** Given records follows **
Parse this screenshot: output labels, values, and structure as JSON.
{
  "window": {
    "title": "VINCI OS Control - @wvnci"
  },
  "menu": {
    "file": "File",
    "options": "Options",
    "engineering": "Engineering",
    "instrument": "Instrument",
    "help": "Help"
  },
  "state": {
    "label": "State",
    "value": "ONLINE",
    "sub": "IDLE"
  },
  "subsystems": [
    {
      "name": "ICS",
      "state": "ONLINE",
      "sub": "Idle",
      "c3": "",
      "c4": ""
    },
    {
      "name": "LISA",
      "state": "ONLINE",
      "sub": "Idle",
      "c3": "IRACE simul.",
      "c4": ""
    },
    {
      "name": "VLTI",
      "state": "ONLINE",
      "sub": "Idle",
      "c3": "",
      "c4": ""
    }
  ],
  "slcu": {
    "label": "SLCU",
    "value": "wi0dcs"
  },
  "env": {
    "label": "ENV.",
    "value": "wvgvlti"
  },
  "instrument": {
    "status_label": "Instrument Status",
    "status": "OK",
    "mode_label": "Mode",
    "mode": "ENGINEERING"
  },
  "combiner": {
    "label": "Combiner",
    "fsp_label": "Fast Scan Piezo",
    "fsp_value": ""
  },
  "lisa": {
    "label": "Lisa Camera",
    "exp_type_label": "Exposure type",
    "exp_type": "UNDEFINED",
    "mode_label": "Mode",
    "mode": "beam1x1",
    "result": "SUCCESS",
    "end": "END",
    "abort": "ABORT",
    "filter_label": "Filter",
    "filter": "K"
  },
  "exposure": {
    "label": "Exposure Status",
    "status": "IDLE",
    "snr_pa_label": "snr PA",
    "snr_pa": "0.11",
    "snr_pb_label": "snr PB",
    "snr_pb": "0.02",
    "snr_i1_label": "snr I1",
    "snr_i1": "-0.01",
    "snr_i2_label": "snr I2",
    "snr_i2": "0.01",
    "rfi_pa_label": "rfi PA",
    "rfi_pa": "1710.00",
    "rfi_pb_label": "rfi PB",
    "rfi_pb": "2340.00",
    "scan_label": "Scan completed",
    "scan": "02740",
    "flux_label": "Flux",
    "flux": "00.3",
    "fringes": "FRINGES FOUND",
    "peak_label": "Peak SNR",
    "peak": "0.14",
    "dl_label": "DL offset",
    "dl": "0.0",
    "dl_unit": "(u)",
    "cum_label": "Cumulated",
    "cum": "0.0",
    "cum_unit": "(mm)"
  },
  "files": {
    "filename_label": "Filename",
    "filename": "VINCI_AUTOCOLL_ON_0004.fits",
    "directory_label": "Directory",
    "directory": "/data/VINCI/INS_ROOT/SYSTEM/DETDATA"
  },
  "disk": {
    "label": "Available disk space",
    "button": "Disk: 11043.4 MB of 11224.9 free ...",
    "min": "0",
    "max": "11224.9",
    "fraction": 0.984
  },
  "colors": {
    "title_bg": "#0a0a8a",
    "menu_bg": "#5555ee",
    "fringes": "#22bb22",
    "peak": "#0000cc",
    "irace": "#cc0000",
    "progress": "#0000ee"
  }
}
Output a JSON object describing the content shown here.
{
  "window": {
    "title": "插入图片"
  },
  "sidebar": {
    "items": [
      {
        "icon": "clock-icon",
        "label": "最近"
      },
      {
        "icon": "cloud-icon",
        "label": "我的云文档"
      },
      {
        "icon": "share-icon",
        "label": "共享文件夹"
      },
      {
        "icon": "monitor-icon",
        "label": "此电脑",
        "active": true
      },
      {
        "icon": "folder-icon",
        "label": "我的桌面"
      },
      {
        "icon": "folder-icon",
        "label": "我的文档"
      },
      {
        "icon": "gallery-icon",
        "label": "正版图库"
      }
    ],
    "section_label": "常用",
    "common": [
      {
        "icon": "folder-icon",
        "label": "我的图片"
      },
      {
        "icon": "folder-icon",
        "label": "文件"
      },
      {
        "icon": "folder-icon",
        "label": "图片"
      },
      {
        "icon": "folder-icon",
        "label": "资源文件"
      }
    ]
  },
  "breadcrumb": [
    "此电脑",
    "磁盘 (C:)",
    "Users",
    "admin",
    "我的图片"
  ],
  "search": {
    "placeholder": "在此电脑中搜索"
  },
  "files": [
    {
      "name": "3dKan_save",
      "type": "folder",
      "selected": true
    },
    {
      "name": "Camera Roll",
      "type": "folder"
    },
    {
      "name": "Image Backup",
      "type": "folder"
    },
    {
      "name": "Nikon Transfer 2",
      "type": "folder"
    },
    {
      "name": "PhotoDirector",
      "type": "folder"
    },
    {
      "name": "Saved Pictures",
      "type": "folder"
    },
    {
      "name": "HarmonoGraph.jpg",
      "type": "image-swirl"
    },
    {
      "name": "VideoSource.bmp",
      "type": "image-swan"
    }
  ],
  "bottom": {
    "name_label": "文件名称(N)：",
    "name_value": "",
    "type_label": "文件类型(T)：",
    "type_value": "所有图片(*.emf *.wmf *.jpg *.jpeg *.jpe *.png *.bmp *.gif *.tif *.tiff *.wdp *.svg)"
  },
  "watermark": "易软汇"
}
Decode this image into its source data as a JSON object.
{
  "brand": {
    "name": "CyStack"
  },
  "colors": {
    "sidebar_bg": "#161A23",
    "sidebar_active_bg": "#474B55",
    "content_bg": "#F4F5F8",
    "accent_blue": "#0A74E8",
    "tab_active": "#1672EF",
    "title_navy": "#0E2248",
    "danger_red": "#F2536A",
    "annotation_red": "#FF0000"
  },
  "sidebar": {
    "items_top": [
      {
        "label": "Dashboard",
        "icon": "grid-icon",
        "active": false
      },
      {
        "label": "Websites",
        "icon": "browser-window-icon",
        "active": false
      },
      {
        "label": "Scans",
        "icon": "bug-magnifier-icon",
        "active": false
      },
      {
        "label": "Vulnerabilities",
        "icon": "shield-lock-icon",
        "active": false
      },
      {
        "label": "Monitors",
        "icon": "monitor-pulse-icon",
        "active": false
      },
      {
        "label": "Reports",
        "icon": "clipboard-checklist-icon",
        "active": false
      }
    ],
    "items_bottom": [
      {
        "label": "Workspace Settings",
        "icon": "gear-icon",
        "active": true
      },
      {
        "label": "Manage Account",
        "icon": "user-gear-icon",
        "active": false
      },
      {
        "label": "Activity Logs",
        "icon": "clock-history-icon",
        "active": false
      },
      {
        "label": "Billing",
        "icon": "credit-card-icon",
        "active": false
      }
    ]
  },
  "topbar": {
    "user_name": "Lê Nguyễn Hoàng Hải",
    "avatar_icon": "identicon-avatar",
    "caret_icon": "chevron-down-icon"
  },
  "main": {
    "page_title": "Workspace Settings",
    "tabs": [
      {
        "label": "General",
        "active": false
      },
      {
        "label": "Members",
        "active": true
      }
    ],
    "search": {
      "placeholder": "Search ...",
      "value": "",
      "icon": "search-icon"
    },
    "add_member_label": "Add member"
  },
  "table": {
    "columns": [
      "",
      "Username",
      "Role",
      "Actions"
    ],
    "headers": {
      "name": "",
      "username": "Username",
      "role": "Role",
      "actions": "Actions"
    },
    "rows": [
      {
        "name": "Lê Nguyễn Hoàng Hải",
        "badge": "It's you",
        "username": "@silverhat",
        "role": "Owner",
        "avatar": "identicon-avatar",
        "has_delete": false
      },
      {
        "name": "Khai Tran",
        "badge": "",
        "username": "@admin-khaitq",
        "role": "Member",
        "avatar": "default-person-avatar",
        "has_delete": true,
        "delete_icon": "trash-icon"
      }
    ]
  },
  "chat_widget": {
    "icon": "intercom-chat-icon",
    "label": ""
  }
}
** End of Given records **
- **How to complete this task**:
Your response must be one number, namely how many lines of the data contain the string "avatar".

- **Result of the task**:
3